A press release published on the Department of Defense's website on Tuesday noted that, as of Wednesday, the Army and Air Force Exchange Service is axing 891 magazine s from its stock. While not all of them are adult in nature, the removals include Playboy and other related periodicals (some of the more benign periodicals like SpongeBob Comics and the Home Buyers Guide will also be removed).
Rather than wasting shelf space on magazines, the military said that the removal of these items will open up additional sales space for electronics, which soldiers regularly seek. Plus, there's the overall demand for traditional paper outlets that has come with the growth of new media and the Internet.
Credit: AFP/Getty Images
"The decision to no longer stock the material is a business decision driven by the time, money and energy required to facilitate buying habits, combined with decreasing demand," Army Lt. Col. Antwan C. Williams, AAFES public affairs chief, is quoted in the statement.
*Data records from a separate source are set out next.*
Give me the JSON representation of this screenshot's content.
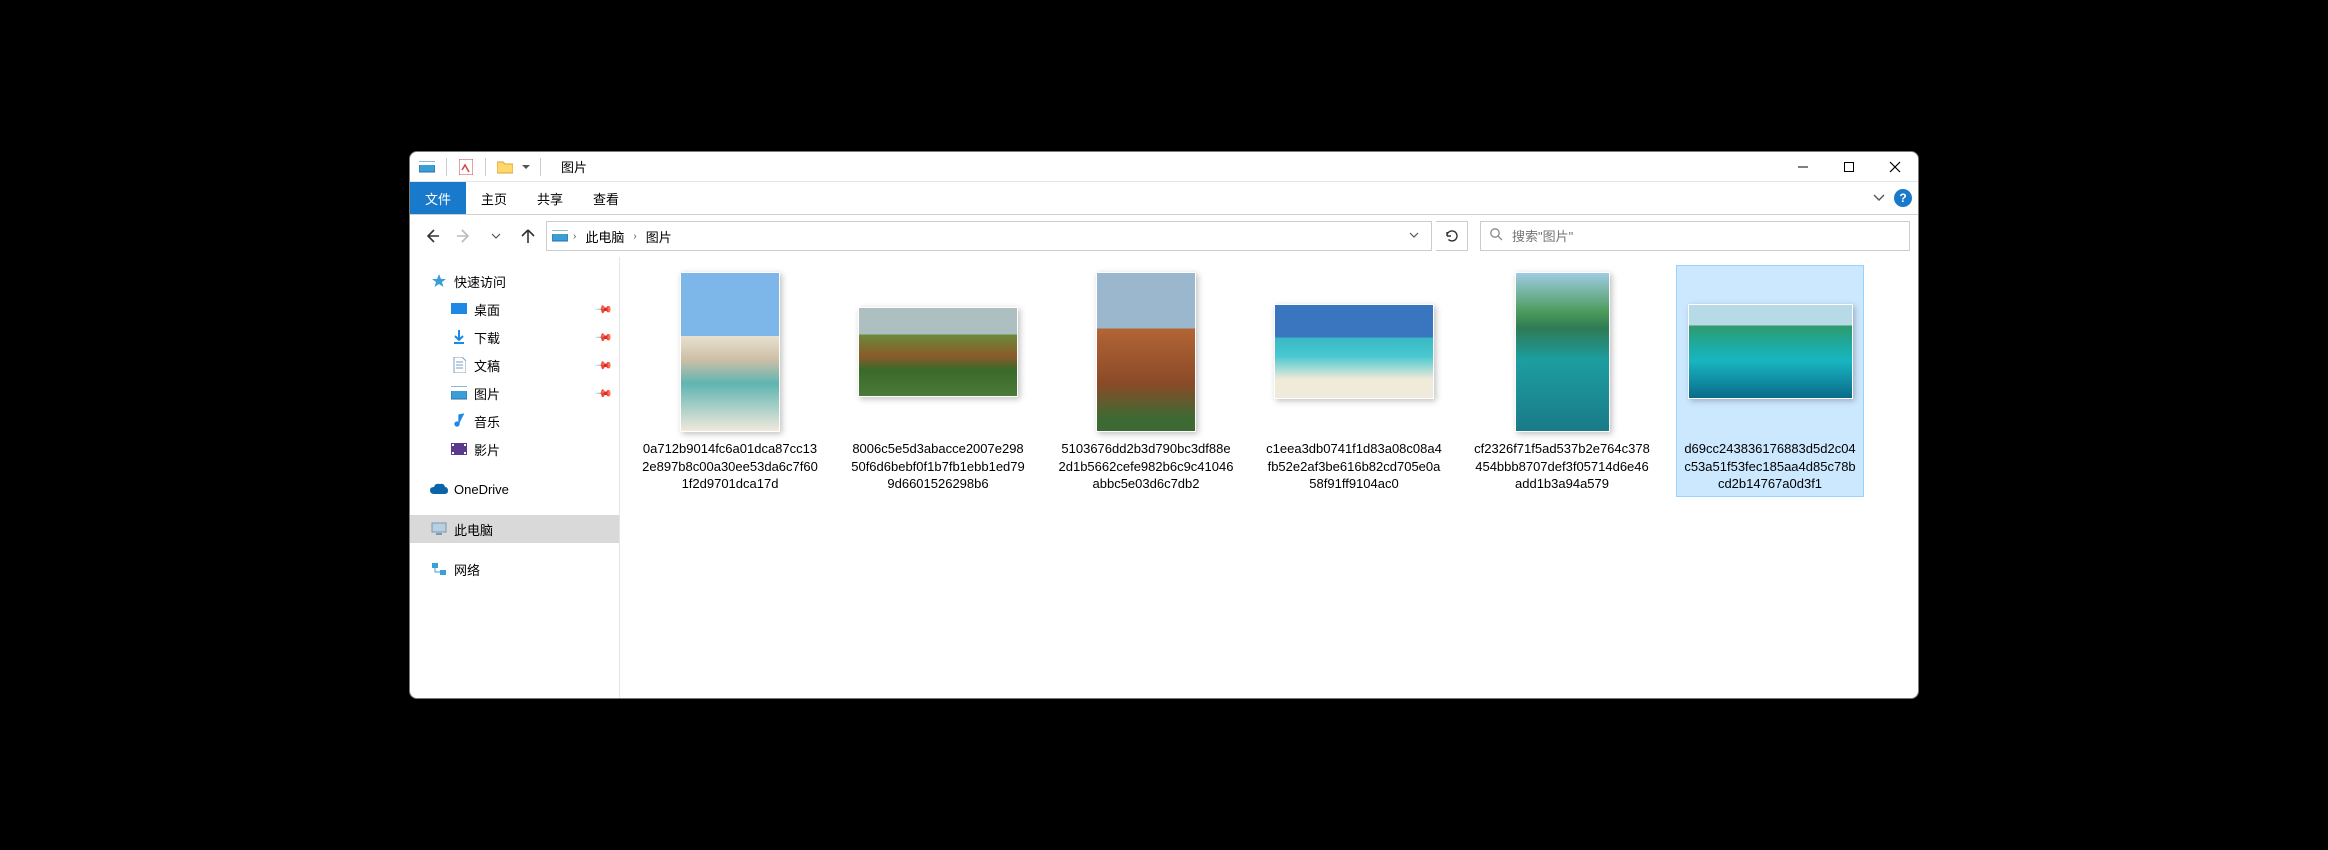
{
  "window": {
    "title": "图片"
  },
  "ribbon": {
    "file": "文件",
    "tabs": [
      "主页",
      "共享",
      "查看"
    ]
  },
  "address": {
    "segments": [
      "此电脑",
      "图片"
    ]
  },
  "search": {
    "placeholder": "搜索\"图片\""
  },
  "sidebar": {
    "quick_access": "快速访问",
    "items": [
      {
        "label": "桌面",
        "pinned": true
      },
      {
        "label": "下载",
        "pinned": true
      },
      {
        "label": "文稿",
        "pinned": true
      },
      {
        "label": "图片",
        "pinned": true
      },
      {
        "label": "音乐",
        "pinned": false
      },
      {
        "label": "影片",
        "pinned": false
      }
    ],
    "onedrive": "OneDrive",
    "this_pc": "此电脑",
    "network": "网络"
  },
  "files": [
    {
      "name": "0a712b9014fc6a01dca87cc132e897b8c00a30ee53da6c7f601f2d9701dca17d",
      "selected": false
    },
    {
      "name": "8006c5e5d3abacce2007e29850f6d6bebf0f1b7fb1ebb1ed799d6601526298b6",
      "selected": false
    },
    {
      "name": "5103676dd2b3d790bc3df88e2d1b5662cefe982b6c9c41046abbc5e03d6c7db2",
      "selected": false
    },
    {
      "name": "c1eea3db0741f1d83a08c08a4fb52e2af3be616b82cd705e0a58f91ff9104ac0",
      "selected": false
    },
    {
      "name": "cf2326f71f5ad537b2e764c378454bbb8707def3f05714d6e46add1b3a94a579",
      "selected": false
    },
    {
      "name": "d69cc243836176883d5d2c04c53a51f53fec185aa4d85c78bcd2b14767a0d3f1",
      "selected": true
    }
  ]
}
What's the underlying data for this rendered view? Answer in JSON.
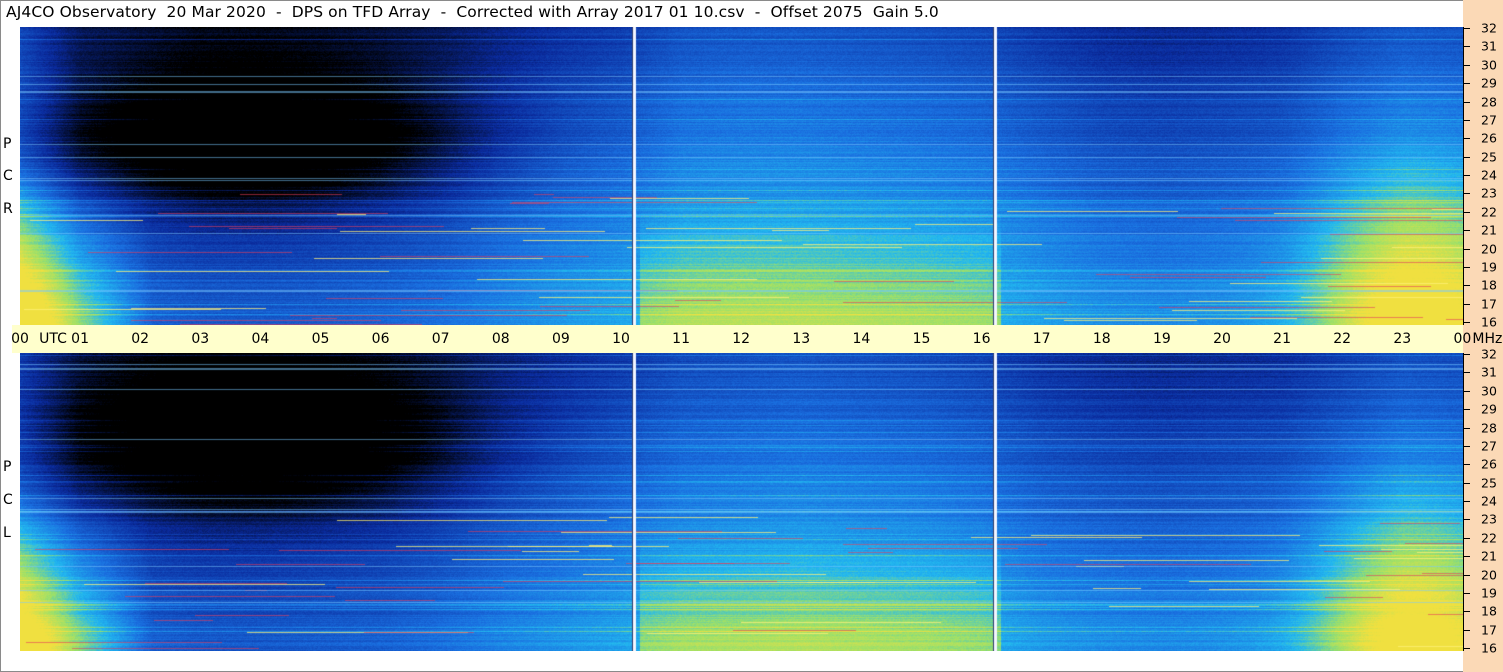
{
  "title": "AJ4CO Observatory  20 Mar 2020  -  DPS on TFD Array  -  Corrected with Array 2017 01 10.csv  -  Offset 2075  Gain 5.0",
  "panels": [
    {
      "id": "rcp",
      "letters": [
        "P",
        "C",
        "R"
      ]
    },
    {
      "id": "lcp",
      "letters": [
        "P",
        "C",
        "L"
      ]
    }
  ],
  "time_axis": {
    "labels": [
      "00",
      "UTC",
      "01",
      "02",
      "03",
      "04",
      "05",
      "06",
      "07",
      "08",
      "09",
      "10",
      "11",
      "12",
      "13",
      "14",
      "15",
      "16",
      "17",
      "18",
      "19",
      "20",
      "21",
      "22",
      "23",
      "00",
      "MHz"
    ]
  },
  "freq_axis": {
    "labels": [
      "32",
      "31",
      "30",
      "29",
      "28",
      "27",
      "26",
      "25",
      "24",
      "23",
      "22",
      "21",
      "20",
      "19",
      "18",
      "17",
      "16"
    ]
  },
  "colors": {
    "background_low": "#000000",
    "deep_blue": "#0a2a9c",
    "mid_blue": "#1a6fe0",
    "cyan": "#22b8f0",
    "high_green": "#9be06a",
    "peak_yellow": "#f0e040",
    "timebar": "#ffffcc",
    "scale_bg": "#fbd9b6"
  },
  "chart_data": {
    "type": "heatmap",
    "title": "AJ4CO Observatory  20 Mar 2020  -  DPS on TFD Array  -  Corrected with Array 2017 01 10.csv  -  Offset 2075  Gain 5.0",
    "xlabel": "UTC",
    "ylabel": "MHz",
    "x_range": [
      "00",
      "00"
    ],
    "y_range": [
      16,
      32
    ],
    "x_ticks": [
      "00",
      "01",
      "02",
      "03",
      "04",
      "05",
      "06",
      "07",
      "08",
      "09",
      "10",
      "11",
      "12",
      "13",
      "14",
      "15",
      "16",
      "17",
      "18",
      "19",
      "20",
      "21",
      "22",
      "23",
      "00"
    ],
    "y_ticks": [
      32,
      31,
      30,
      29,
      28,
      27,
      26,
      25,
      24,
      23,
      22,
      21,
      20,
      19,
      18,
      17,
      16
    ],
    "series": [
      {
        "name": "RCP",
        "values": [
          0.55,
          0.3,
          0.25,
          0.2,
          0.2,
          0.22,
          0.25,
          0.3,
          0.38,
          0.45,
          0.5,
          0.6,
          0.62,
          0.62,
          0.6,
          0.58,
          0.55,
          0.48,
          0.42,
          0.4,
          0.42,
          0.45,
          0.55,
          0.62,
          0.6
        ]
      },
      {
        "name": "LCP",
        "values": [
          0.5,
          0.28,
          0.22,
          0.18,
          0.18,
          0.2,
          0.22,
          0.28,
          0.36,
          0.42,
          0.48,
          0.56,
          0.58,
          0.6,
          0.58,
          0.56,
          0.52,
          0.44,
          0.4,
          0.38,
          0.4,
          0.42,
          0.5,
          0.58,
          0.56
        ]
      }
    ]
  }
}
In addition to Playboy, other adult magazines will be tossed out in the mix of the 891. This will include Penthouse, American Curves and Tattoo, as well. The sales of these magazines, among others that are being removed, has apparently decreased substantially since 1998 (by 86 percent).
While the military is claiming that the decision was strictly business-related, Deseret News reports that there may be more to the story, writing:
Hubbub over pornography at military installations arose in June when anti-pornography group Morality in Media formally asked Secretary of Defense Chuck Hagel to ban the sale of pornography on military bases in accordance with Section 2495b of title 10 in the United States code, which expressly prohibits the sale of sexually explicit materials on any Department of Defense property.
Morality in Media released a statement after the government's decision, calling it "a great victory." The organization, which works to remove pornography from society, is taking credit for the military's change-of-heart.
This May 30, 2013 photo provided by Morality in Media shows adult magazines on sale at the exchange store in Lackland Air Force Base in San Antonio, Texas. Taking effect on Wednesday, July 31, 2013, sex-themed magazines will no longer be sold at Army and Air Force exchanges - a move described by the stores' operators as a business decision based on falling sales, and not a result of recent pressure from anti-pornography activists. Credit: AP
"It is a great victory that the Army and Air Force exchanges will finally stop selling sexually [exploitative] magazines," Morality in Media Executive Director Dawn Hawkins said in a release. "Hopefully the other branches will follow suit or Secretary Hagel will order their removal from all bases."
The group had petitioned for the removal of these sex-themed magazines.
What's most interesting about the debate is that the anti-porn organization received a letter on July 22 from the government claiming that the magazines that were cited as problematic did not qualify as sexually-explicit. Based on the letter, it seemed their availability would continue.
Just days later, though, the government decided to remove these periodicals along with hundreds of others, citing the move as a business decision.
(H/T: Deseret News)